State forest minister Benoy Barman said, ‘Since wildlife exists intensely in north Bengal, we have decided to hold the wildlife film festival at the Jalpaiguri Art Gallery.
The idea is to spread awareness among the locals in north Bengal – specially those from Gen Y – about wildlife conservation.’ The state information and cultural affairs department will help in the screening The festival promises not to confine great movies by the likes of Austen Stevens and Bedi Brothers to air-conditioned theatres in a thoroughly urbane ambience only but to take it to the grassroots.
The forest department will rope in schoolchildren for the film festival which will be held on January 16, 17 and 18.
‘Youngsters in the Dooars must develop a sense of pride for the wildlife so as to avoid man-animal conflict. Through the films, we would try to make them aware of the different natures of different animals. For example it is important to know about the local animals like elephants and bison – their species and characteristics,’ Mr Barman said.

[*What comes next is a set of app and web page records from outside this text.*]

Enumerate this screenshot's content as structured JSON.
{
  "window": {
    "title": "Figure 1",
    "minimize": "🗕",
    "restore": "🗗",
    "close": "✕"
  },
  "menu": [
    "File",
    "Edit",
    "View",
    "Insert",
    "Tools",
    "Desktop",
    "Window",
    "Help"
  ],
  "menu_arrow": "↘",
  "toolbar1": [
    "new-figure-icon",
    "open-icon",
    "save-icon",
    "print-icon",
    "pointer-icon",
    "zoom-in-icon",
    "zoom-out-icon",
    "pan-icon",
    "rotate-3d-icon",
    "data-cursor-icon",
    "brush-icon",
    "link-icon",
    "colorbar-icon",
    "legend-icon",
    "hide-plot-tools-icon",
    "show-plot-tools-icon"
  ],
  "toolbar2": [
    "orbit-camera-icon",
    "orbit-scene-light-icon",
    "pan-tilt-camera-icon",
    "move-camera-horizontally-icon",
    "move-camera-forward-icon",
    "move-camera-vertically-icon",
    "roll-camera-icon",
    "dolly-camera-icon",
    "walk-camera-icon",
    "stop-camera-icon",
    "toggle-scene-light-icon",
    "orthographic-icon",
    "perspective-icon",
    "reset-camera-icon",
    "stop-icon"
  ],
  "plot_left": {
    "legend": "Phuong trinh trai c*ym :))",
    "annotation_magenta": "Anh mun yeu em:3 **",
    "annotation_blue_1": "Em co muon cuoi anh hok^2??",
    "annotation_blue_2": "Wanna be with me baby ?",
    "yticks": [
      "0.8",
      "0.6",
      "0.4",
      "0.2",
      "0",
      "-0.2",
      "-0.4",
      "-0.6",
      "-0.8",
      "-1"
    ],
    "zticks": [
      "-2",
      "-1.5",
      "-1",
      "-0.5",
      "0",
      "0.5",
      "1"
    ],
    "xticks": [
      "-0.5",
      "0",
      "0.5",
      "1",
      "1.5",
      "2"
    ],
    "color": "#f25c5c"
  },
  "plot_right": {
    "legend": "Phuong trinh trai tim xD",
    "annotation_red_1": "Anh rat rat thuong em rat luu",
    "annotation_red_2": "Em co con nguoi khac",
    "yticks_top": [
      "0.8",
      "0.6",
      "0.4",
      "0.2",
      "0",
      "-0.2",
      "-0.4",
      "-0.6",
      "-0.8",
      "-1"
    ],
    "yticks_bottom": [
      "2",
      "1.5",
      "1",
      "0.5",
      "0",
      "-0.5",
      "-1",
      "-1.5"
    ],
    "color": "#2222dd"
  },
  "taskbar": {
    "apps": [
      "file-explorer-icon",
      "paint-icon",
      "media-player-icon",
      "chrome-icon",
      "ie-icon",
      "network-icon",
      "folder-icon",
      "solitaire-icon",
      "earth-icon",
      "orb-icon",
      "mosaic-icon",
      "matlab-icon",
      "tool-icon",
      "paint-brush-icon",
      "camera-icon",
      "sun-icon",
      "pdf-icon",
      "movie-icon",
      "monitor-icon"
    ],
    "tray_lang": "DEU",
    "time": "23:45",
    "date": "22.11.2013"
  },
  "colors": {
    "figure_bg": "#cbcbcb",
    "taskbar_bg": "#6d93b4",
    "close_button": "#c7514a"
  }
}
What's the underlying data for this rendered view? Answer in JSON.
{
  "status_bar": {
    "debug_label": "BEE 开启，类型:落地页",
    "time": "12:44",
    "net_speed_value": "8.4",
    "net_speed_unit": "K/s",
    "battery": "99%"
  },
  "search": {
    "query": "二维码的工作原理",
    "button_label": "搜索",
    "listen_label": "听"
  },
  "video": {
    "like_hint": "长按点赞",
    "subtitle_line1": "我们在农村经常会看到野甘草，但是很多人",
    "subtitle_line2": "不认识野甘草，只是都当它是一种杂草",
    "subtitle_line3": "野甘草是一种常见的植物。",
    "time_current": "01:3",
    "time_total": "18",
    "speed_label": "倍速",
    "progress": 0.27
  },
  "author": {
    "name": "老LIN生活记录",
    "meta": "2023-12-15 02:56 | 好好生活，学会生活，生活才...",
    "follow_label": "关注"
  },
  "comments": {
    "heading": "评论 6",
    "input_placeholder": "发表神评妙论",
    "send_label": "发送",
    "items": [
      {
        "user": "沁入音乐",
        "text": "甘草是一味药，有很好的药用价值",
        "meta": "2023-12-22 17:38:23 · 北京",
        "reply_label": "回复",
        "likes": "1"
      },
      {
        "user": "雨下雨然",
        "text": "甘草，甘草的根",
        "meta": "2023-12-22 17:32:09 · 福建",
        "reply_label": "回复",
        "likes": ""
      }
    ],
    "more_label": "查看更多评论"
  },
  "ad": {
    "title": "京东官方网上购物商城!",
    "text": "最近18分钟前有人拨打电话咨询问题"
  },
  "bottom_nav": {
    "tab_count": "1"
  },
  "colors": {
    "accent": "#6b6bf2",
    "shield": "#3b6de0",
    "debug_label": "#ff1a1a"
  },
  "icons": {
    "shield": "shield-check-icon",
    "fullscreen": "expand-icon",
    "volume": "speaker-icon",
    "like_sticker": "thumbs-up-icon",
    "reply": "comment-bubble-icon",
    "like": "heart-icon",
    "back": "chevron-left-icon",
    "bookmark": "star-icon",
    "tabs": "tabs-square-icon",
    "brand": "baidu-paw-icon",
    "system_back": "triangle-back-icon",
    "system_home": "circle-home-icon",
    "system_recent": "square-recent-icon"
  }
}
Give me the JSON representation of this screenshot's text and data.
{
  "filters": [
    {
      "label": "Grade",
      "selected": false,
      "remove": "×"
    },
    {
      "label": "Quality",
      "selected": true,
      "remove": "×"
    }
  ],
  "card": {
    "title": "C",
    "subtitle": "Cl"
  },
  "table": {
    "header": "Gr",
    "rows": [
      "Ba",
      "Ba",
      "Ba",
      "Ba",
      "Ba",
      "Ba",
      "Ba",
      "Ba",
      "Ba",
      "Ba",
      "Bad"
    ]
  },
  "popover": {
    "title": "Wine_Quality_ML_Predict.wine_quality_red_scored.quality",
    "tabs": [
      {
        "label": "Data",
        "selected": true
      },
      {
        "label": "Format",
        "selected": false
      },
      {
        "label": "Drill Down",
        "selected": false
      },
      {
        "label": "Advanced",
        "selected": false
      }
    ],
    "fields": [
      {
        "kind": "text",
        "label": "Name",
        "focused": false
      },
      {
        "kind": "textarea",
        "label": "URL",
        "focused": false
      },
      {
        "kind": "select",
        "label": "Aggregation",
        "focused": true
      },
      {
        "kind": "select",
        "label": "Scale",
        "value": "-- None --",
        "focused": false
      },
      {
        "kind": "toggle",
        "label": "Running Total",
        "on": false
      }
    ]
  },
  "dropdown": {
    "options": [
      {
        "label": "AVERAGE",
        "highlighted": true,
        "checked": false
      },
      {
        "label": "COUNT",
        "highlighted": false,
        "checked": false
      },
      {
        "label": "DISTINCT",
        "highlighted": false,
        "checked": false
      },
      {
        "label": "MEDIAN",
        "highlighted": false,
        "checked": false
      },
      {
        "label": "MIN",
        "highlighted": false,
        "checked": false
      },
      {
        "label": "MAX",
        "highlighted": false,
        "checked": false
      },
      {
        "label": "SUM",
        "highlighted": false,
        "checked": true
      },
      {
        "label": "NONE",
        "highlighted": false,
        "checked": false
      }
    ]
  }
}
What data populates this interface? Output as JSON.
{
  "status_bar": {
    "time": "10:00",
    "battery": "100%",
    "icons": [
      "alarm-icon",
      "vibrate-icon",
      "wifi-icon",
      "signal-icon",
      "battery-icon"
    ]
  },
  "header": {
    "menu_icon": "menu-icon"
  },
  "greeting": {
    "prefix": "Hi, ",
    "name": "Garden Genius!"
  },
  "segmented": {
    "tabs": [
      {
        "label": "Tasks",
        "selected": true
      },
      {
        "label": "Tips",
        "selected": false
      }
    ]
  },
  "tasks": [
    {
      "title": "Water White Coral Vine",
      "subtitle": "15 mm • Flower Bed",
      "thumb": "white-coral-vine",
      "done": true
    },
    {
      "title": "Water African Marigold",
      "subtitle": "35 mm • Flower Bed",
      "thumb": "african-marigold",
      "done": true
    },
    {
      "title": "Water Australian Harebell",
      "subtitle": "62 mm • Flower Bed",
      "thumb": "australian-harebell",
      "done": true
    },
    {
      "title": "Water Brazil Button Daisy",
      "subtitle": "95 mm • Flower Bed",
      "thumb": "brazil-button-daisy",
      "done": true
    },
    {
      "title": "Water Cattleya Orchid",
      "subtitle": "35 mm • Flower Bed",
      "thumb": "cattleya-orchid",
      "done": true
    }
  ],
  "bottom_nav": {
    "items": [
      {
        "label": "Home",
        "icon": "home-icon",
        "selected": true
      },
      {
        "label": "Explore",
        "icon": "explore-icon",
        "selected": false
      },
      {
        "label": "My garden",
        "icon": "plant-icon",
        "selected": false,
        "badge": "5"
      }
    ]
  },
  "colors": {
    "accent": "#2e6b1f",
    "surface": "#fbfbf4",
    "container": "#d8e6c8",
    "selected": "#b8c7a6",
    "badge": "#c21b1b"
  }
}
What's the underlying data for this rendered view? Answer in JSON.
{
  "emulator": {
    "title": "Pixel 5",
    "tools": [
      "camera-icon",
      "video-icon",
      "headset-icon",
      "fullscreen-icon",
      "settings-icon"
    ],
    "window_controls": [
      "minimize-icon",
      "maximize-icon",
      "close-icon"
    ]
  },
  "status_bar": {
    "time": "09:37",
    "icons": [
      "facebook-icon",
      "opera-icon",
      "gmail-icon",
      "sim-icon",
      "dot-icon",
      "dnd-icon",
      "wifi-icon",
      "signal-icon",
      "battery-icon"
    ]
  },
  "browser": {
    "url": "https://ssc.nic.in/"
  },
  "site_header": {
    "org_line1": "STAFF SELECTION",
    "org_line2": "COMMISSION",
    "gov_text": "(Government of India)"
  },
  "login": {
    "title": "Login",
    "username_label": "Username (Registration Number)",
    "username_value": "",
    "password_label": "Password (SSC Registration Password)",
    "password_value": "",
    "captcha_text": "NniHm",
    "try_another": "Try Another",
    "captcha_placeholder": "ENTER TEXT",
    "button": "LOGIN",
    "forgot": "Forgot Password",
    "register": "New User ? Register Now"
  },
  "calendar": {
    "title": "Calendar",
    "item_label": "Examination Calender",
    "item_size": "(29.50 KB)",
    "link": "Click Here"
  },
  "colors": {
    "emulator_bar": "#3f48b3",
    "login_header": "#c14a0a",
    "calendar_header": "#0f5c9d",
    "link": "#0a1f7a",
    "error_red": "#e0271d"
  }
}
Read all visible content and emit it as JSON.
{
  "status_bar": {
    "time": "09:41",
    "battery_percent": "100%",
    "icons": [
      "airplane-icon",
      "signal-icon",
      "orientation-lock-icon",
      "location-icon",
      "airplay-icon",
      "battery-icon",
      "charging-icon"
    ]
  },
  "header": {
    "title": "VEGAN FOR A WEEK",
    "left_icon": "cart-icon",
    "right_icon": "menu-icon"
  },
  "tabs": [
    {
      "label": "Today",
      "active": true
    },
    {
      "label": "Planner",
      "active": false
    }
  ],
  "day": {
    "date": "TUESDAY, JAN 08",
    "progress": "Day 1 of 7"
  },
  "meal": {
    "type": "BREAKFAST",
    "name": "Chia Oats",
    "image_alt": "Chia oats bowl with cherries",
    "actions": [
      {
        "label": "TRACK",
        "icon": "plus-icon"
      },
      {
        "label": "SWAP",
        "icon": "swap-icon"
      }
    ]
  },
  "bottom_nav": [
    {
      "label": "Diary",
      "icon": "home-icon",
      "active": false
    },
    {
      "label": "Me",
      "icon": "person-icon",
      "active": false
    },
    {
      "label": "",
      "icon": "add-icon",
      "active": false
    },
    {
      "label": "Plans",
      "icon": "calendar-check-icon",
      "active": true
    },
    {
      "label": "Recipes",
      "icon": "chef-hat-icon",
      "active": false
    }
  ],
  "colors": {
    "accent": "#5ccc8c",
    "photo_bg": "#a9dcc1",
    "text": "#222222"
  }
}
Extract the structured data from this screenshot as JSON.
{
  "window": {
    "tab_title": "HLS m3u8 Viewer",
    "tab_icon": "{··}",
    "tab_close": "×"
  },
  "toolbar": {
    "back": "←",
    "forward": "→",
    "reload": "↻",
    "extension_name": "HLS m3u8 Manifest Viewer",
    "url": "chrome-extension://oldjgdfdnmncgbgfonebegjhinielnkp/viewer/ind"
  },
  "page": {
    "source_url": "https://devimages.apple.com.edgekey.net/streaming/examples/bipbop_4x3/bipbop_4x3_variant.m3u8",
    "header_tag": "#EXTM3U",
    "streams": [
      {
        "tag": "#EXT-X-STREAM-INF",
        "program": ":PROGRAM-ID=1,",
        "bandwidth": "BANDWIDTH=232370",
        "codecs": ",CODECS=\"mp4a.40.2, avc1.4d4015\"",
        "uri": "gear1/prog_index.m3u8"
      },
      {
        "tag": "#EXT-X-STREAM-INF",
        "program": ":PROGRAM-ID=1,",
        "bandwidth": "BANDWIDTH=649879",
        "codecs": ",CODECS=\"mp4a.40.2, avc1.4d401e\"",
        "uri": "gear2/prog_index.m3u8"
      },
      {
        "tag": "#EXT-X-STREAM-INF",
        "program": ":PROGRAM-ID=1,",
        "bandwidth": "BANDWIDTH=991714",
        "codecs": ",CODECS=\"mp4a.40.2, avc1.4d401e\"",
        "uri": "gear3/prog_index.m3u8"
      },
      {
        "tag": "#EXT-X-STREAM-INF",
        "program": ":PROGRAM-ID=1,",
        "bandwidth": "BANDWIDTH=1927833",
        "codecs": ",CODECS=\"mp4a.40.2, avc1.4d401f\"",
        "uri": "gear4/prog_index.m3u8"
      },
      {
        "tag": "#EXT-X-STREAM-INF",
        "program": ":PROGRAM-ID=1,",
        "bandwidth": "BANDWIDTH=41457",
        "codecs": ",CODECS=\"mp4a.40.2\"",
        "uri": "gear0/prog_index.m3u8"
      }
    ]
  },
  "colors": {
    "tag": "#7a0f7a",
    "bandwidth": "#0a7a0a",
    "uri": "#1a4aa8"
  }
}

The minister said from January 2015 onwards, such film festivals will be held every year. The forest department has involved NGOs like SNEHA (Society for Nature Education and Health Awareness) for the film festival.
The wildlife division of the department has started enlisting films like Living with Giants, a film on elephants, directed by Ashish Chandola, Land of the Tiger, The Great Indian Rhino, The last Man-eater Killer Tigers of India and Crocodiles, The Living Dinosaurs.
At the end of the shows, the forest department will organise interactive sessions with students and their parents. The topics will include man-animal conflict, eco-tourism and conservation of wildlife.
The minister said, ‘The films will create awareness among the sons of the soil where man-animal conflict is very high. These people are largely ignorant of wildlife behaviour. It makes every sense to expose them to the cinematic extravaganza which has so far been within the reach of the urbanised audience only.’
The forest department intends giving the film fest a dash of colour by having representatives for Tollywood – especially Bengali superstar Dev, whose adventurous Chander Pahar has won hearts – to flag off the extravaganza.